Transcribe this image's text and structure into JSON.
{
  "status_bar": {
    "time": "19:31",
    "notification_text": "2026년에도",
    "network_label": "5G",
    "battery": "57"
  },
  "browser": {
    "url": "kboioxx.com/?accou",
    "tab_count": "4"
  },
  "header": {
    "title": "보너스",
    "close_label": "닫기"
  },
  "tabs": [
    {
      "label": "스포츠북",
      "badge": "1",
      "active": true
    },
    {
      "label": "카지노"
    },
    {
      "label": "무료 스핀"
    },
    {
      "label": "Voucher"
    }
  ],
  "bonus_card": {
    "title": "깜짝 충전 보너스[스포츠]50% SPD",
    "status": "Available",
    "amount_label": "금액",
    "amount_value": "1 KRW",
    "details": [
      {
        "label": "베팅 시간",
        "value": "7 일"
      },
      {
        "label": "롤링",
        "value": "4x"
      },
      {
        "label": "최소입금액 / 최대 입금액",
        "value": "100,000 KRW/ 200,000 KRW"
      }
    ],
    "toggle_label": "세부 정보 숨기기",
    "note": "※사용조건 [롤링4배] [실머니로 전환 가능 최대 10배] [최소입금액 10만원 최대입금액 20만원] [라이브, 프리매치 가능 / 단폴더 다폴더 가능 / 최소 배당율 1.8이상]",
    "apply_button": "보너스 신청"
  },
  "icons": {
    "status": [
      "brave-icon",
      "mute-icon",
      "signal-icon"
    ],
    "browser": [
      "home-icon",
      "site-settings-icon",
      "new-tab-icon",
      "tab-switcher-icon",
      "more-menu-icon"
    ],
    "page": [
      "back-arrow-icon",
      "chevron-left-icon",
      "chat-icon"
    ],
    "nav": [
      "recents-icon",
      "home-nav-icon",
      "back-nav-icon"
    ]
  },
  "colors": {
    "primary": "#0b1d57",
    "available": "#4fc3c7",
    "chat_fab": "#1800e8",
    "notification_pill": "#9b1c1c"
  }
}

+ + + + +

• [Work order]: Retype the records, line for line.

• [Written answer]:
Transcribe this image's text and structure into JSON.
{
  "status_bar": {
    "time": "19:31",
    "notification_text": "2026년에도",
    "network_label": "5G",
    "battery": "57"
  },
  "browser": {
    "url": "kboioxx.com/?accou",
    "tab_count": "4"
  },
  "header": {
    "title": "보너스",
    "close_label": "닫기"
  },
  "tabs": [
    {
      "label": "스포츠북",
      "badge": "1",
      "active": true
    },
    {
      "label": "카지노"
    },
    {
      "label": "무료 스핀"
    },
    {
      "label": "Voucher"
    }
  ],
  "bonus_card": {
    "title": "깜짝 충전 보너스[스포츠]50% SPD",
    "status": "Available",
    "amount_label": "금액",
    "amount_value": "1 KRW",
    "details": [
      {
        "label": "베팅 시간",
        "value": "7 일"
      },
      {
        "label": "롤링",
        "value": "4x"
      },
      {
        "label": "최소입금액 / 최대 입금액",
        "value": "100,000 KRW/ 200,000 KRW"
      }
    ],
    "toggle_label": "세부 정보 숨기기",
    "note": "※사용조건 [롤링4배] [실머니로 전환 가능 최대 10배] [최소입금액 10만원 최대입금액 20만원] [라이브, 프리매치 가능 / 단폴더 다폴더 가능 / 최소 배당율 1.8이상]",
    "apply_button": "보너스 신청"
  },
  "icons": {
    "status": [
      "brave-icon",
      "mute-icon",
      "signal-icon"
    ],
    "browser": [
      "home-icon",
      "site-settings-icon",
      "new-tab-icon",
      "tab-switcher-icon",
      "more-menu-icon"
    ],
    "page": [
      "back-arrow-icon",
      "chevron-left-icon",
      "chat-icon"
    ],
    "nav": [
      "recents-icon",
      "home-nav-icon",
      "back-nav-icon"
    ]
  },
  "colors": {
    "primary": "#0b1d57",
    "available": "#4fc3c7",
    "chat_fab": "#1800e8",
    "notification_pill": "#9b1c1c"
  }
}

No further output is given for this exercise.